By Isabelle Tavares, Columbia Insight
When Chad Brown, Navy veteran and fly fisherman, parked his car before setting out to a river, he never expected he’d return to find his brake lines cut. But they had been.
His apparent offense? Being a Black man fishing in Oregon.
Brown—who recounted his experience with backwoods bias for Columbia Insight in 2020—was one of more than 20 Oregon residents who testified before an Oregon Senate committee on bias they’ve experienced in outdoor spaces.
On April 8, Oregon’s Senate Energy and Environment Committee approved legislation that safeguards the public from bias and hate crimes committed on public lands. People convicted of a bias crime on public lands or waters will not be allowed in those areas for up to five years.
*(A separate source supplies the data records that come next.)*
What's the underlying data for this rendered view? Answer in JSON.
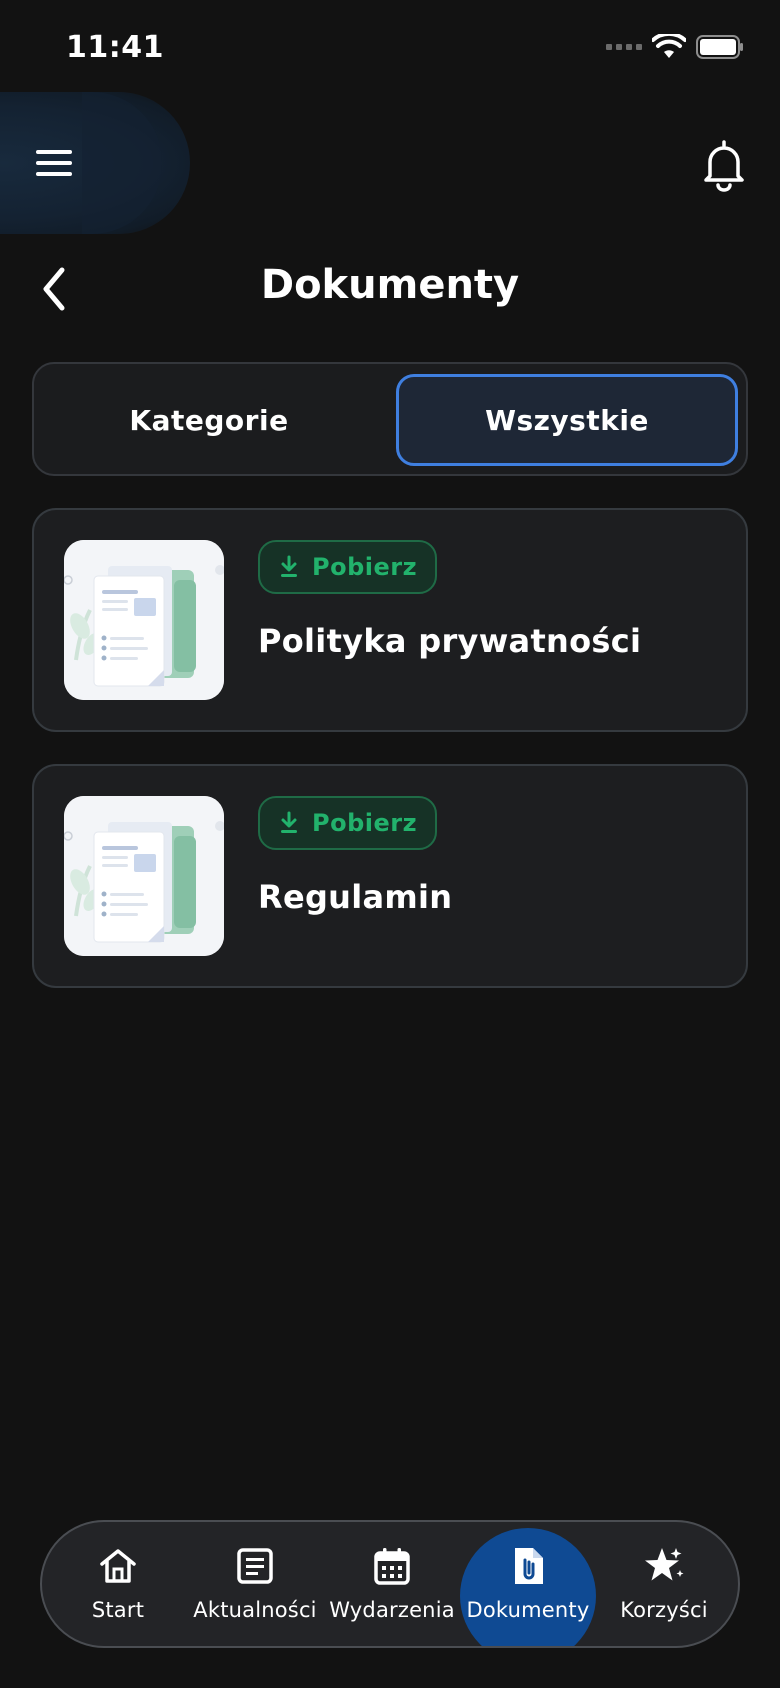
{
  "status_bar": {
    "time": "11:41"
  },
  "header": {
    "title": "Dokumenty"
  },
  "segmented": {
    "tabs": [
      {
        "label": "Kategorie",
        "selected": false
      },
      {
        "label": "Wszystkie",
        "selected": true
      }
    ]
  },
  "documents": [
    {
      "badge": "Pobierz",
      "title": "Polityka prywatności",
      "icon": "document-folder-illustration"
    },
    {
      "badge": "Pobierz",
      "title": "Regulamin",
      "icon": "document-folder-illustration"
    }
  ],
  "nav": {
    "items": [
      {
        "label": "Start",
        "icon": "home-icon"
      },
      {
        "label": "Aktualności",
        "icon": "news-icon"
      },
      {
        "label": "Wydarzenia",
        "icon": "calendar-icon"
      },
      {
        "label": "Dokumenty",
        "icon": "document-icon",
        "active": true
      },
      {
        "label": "Korzyści",
        "icon": "star-icon"
      }
    ]
  },
  "colors": {
    "background": "#121212",
    "accent": "#3f7fe0",
    "active_nav": "#0f4a93",
    "download_green": "#22b26c"
  }
}
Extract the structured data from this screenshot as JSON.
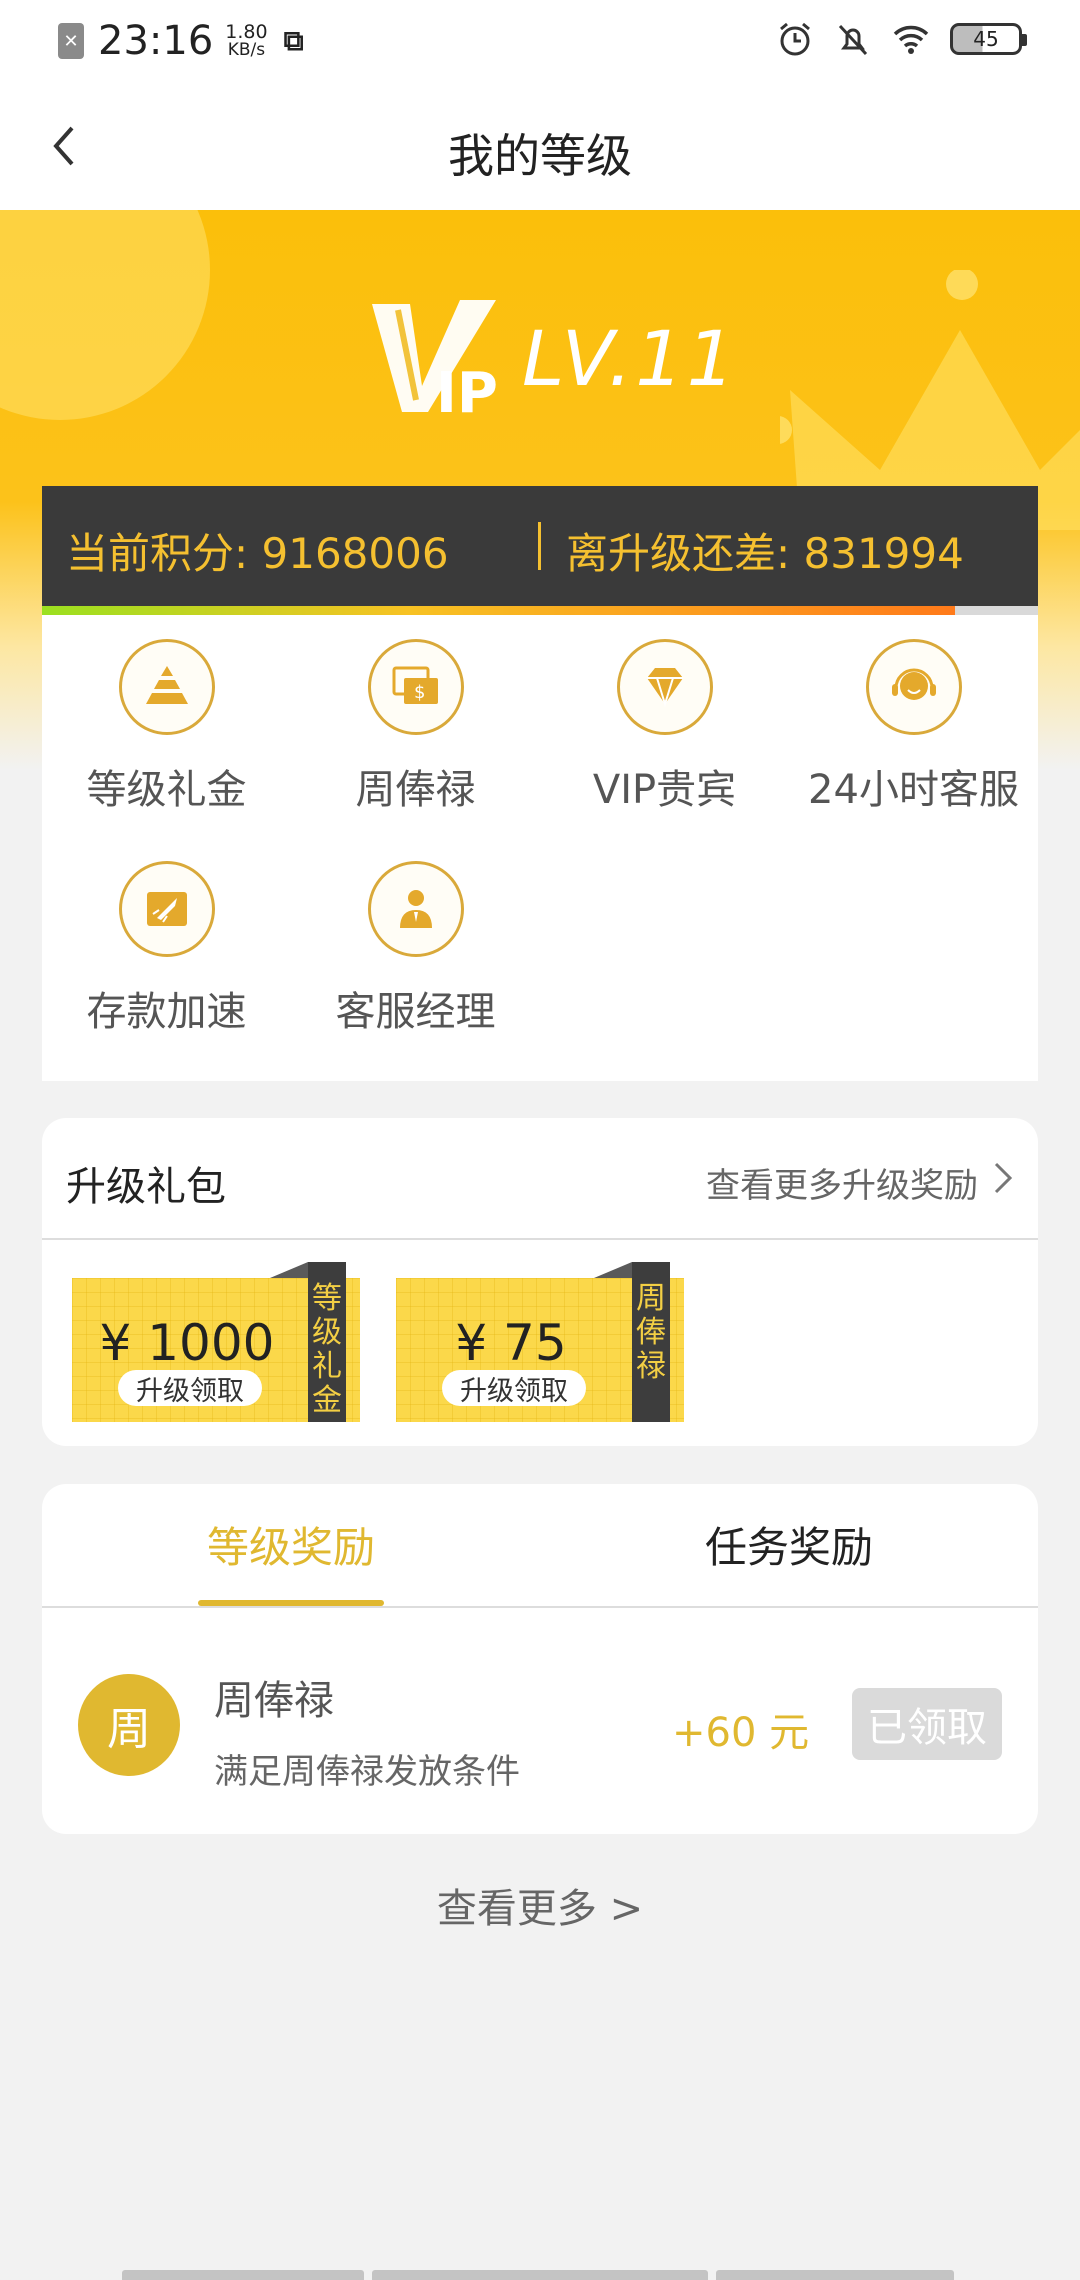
{
  "status_bar": {
    "time": "23:16",
    "speed_value": "1.80",
    "speed_unit": "KB/s",
    "battery": "45"
  },
  "header": {
    "title": "我的等级"
  },
  "hero": {
    "vip_logo_text": "VIP",
    "level": "LV.11"
  },
  "points": {
    "current_label": "当前积分: 9168006",
    "remaining_label": "离升级还差: 831994",
    "progress": 0.917
  },
  "benefits": [
    {
      "label": "等级礼金",
      "icon": "pyramid-icon"
    },
    {
      "label": "周俸禄",
      "icon": "salary-envelope-icon"
    },
    {
      "label": "VIP贵宾",
      "icon": "diamond-icon"
    },
    {
      "label": "24小时客服",
      "icon": "headset-agent-icon"
    },
    {
      "label": "存款加速",
      "icon": "rocket-icon"
    },
    {
      "label": "客服经理",
      "icon": "manager-icon"
    }
  ],
  "upgrade_package": {
    "title": "升级礼包",
    "more_link": "查看更多升级奖励",
    "coupons": [
      {
        "amount": "¥ 1000",
        "button": "升级领取",
        "ribbon": "等级礼金"
      },
      {
        "amount": "¥ 75",
        "button": "升级领取",
        "ribbon": "周俸禄"
      }
    ]
  },
  "rewards": {
    "tabs": [
      "等级奖励",
      "任务奖励"
    ],
    "active_tab": 0,
    "item": {
      "avatar_text": "周",
      "name": "周俸禄",
      "description": "满足周俸禄发放条件",
      "amount": "+60 元",
      "status_button": "已领取"
    }
  },
  "footer": {
    "see_more": "查看更多 >"
  },
  "colors": {
    "gold": "#e0b830",
    "hero_yellow": "#fbbf0a",
    "dark_bar": "#3a3a3a",
    "points_text": "#f5c030"
  }
}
“The conservation community cannot be silent on issues of justice, equality and access to the outdoors,” said Kevin Gorman, executive director of Friends of the Columbia Gorge, in a press release. “At a time when hate and bias crimes are increasing around the country, including here in the Pacific Northwest, we can and must do better.”